Energy Efficient Windows can substantially reduce the costs associated with heating and cooling. In climates that mainly require cooling, non-energy efficient windows can be a major source of unwanted heat gain. In recent years, Energy Efficient Windows with Low-E coatings that reject solar heat without darkening the glass have undergone a technological revolution. It is now possible to significantly reduce solar heat gain and improve comfort while providing clear views and daylight. Savings include reduced air leakage. Depending on the condition of the old windows in an existing home, the savings can be higher if window replacement leads to long-term air leakage reduction.

Lower HVAC Costs
Energy Efficient Windows not only provide reduced annual heating and cooling bills, they also reduce the peak heating and cooling loads.  Energy Efficient Windows with Low-E Coatings not only provide reduced annual heating and cooling bills; they reduce the peak heating and cooling loads, as well.

Reduced Fading
Many organic materials, such as carpet, fabrics, paper, artwork, paints, and wood may fade upon exposure to sunlight. Energy Efficient Window with Low-E Coatings selection can influence the type and intensity of transmitted radiation. The most harmful radiation in sunlight are the ultraviolet (UV) rays, which are the most energetic and thus most likely to break chemical bonds, leading to fading and degradation. Glass blocks all UV radiation below 300 nm, but transmits UV from 300-380 nm. Energy Efficient Window Coatings on glass can reduce the UV transmitted by up to 75%. UV absorbers can be incorporated into thin plastic films in multilayer windows or as an interlayer in laminated glass. In both cases, the UV transmission can be reduced to less than 1%. However, it is important to note that the remaining visible light that is transmitted can still cause serious fading in some materials.

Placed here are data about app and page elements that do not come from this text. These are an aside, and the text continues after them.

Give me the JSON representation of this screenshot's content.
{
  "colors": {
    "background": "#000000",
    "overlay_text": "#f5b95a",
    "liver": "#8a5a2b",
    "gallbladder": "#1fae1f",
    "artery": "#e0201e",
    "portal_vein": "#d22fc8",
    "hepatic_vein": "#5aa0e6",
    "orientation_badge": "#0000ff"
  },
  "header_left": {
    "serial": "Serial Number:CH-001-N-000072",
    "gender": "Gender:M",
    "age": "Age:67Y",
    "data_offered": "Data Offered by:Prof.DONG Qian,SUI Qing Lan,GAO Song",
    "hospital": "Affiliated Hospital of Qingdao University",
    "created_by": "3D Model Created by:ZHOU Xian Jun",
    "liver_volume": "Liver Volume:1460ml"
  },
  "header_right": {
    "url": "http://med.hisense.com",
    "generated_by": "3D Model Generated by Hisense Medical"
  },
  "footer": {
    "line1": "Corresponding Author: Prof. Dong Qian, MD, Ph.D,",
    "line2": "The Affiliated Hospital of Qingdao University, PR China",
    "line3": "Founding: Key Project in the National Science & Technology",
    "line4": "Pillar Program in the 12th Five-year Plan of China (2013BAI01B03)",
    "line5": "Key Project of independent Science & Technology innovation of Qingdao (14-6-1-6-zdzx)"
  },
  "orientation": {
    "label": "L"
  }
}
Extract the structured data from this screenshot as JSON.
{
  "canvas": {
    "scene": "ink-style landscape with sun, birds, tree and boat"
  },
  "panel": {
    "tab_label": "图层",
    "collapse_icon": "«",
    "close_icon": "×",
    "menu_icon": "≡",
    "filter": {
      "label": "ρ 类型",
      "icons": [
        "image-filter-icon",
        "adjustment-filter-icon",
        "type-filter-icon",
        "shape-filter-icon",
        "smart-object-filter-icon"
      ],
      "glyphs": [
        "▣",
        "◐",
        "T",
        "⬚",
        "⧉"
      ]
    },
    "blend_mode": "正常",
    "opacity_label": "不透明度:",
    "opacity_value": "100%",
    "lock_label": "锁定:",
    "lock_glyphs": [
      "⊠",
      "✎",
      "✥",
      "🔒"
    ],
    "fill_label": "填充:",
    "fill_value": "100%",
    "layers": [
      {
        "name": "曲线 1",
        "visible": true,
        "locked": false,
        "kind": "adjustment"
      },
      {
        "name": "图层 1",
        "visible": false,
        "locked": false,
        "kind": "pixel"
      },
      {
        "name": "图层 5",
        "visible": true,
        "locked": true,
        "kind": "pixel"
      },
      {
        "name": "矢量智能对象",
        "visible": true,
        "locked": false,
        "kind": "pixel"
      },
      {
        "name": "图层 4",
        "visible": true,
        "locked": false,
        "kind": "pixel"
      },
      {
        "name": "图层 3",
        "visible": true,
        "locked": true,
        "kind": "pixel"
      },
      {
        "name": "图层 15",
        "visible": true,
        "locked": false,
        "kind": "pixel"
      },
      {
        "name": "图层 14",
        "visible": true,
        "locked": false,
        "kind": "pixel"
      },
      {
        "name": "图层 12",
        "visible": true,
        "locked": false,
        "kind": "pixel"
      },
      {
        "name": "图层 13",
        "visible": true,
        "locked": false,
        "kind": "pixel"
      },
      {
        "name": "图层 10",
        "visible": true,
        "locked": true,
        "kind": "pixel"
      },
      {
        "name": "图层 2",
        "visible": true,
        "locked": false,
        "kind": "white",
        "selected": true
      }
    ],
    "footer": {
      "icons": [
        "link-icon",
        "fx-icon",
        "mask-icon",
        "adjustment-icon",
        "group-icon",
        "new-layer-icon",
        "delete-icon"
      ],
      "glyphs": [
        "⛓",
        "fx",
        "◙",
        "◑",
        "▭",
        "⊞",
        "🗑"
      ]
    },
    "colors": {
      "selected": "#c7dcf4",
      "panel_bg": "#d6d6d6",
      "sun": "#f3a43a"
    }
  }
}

Using Energy Efficient Windows with Low-E coated glass, applied films, or windows incorporating plastic layers rather than clear uncoated glass will reduce fading for many modern interior furnishings.